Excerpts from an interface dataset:
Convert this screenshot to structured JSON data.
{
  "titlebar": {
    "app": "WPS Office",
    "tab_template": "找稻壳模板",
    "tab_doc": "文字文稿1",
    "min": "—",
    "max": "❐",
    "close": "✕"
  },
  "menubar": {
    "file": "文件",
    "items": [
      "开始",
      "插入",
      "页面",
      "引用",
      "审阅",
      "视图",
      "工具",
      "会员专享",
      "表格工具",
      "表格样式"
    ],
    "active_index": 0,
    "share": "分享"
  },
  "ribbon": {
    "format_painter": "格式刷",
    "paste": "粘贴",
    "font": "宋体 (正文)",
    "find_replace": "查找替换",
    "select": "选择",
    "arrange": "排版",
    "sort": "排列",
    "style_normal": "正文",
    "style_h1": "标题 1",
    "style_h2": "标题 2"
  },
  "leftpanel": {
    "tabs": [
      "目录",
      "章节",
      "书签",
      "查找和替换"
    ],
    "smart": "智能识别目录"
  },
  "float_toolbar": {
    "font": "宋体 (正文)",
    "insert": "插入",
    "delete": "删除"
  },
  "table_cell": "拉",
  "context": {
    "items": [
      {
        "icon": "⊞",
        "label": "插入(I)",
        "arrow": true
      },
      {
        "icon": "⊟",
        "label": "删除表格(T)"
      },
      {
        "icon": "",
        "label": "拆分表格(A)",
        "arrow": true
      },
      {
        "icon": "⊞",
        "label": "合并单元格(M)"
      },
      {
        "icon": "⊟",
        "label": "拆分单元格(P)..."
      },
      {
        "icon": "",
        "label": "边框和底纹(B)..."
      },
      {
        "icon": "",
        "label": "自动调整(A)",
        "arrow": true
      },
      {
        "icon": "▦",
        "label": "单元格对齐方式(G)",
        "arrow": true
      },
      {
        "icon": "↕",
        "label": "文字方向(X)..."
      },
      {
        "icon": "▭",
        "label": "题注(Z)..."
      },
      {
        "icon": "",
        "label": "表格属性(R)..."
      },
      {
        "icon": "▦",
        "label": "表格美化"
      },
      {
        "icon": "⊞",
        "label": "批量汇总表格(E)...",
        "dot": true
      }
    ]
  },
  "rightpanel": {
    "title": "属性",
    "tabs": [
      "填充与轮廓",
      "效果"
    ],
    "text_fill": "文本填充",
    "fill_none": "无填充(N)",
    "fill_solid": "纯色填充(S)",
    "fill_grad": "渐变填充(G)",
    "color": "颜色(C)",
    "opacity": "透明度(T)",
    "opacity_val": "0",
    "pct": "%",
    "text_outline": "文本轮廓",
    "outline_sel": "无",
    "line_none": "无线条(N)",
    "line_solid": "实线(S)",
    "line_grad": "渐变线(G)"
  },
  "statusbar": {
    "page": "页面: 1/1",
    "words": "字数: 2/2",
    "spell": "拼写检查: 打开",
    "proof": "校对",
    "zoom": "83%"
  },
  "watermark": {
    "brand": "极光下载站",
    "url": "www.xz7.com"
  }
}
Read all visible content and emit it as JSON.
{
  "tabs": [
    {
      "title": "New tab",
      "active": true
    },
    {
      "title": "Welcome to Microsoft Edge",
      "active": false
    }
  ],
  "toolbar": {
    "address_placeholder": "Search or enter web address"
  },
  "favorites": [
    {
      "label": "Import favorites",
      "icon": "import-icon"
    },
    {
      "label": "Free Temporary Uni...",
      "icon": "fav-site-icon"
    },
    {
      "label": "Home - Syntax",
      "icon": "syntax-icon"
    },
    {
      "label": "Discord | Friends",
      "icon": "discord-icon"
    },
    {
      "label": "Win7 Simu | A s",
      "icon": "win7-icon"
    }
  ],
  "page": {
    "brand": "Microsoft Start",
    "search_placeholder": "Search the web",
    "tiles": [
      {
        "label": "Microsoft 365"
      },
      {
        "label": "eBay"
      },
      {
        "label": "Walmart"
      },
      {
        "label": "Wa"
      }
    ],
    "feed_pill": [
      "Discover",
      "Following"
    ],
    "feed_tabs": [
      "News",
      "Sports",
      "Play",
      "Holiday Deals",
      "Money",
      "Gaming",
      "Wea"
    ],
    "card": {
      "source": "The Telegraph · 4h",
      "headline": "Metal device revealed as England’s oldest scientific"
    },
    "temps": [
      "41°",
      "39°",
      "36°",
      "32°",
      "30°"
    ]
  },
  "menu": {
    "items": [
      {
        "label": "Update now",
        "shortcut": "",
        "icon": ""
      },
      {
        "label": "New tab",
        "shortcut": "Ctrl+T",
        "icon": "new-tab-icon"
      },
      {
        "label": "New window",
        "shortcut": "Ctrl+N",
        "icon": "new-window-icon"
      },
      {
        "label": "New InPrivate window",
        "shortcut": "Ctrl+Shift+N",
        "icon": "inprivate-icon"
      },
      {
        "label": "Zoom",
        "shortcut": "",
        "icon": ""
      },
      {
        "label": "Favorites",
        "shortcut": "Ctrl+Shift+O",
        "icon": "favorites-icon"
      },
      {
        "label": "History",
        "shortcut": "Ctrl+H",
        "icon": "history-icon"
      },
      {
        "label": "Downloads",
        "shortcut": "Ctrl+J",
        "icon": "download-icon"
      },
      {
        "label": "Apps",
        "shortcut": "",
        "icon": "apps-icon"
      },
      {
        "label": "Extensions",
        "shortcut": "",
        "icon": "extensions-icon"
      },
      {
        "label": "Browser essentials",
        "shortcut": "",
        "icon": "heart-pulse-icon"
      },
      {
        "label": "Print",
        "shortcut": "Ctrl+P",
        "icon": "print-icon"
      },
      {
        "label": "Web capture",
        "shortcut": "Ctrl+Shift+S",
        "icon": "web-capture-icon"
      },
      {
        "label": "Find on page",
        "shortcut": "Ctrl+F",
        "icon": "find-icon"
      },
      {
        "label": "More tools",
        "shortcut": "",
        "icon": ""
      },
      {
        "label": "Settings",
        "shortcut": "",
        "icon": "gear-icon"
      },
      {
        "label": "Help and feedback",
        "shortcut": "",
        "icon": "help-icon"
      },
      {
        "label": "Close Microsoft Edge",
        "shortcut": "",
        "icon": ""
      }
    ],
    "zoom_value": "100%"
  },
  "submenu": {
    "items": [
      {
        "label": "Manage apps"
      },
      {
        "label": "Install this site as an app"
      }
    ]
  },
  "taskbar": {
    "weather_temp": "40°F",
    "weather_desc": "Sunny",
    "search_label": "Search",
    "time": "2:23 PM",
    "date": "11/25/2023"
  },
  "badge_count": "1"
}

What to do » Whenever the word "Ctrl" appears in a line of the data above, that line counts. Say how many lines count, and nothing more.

Result for this exercise » 9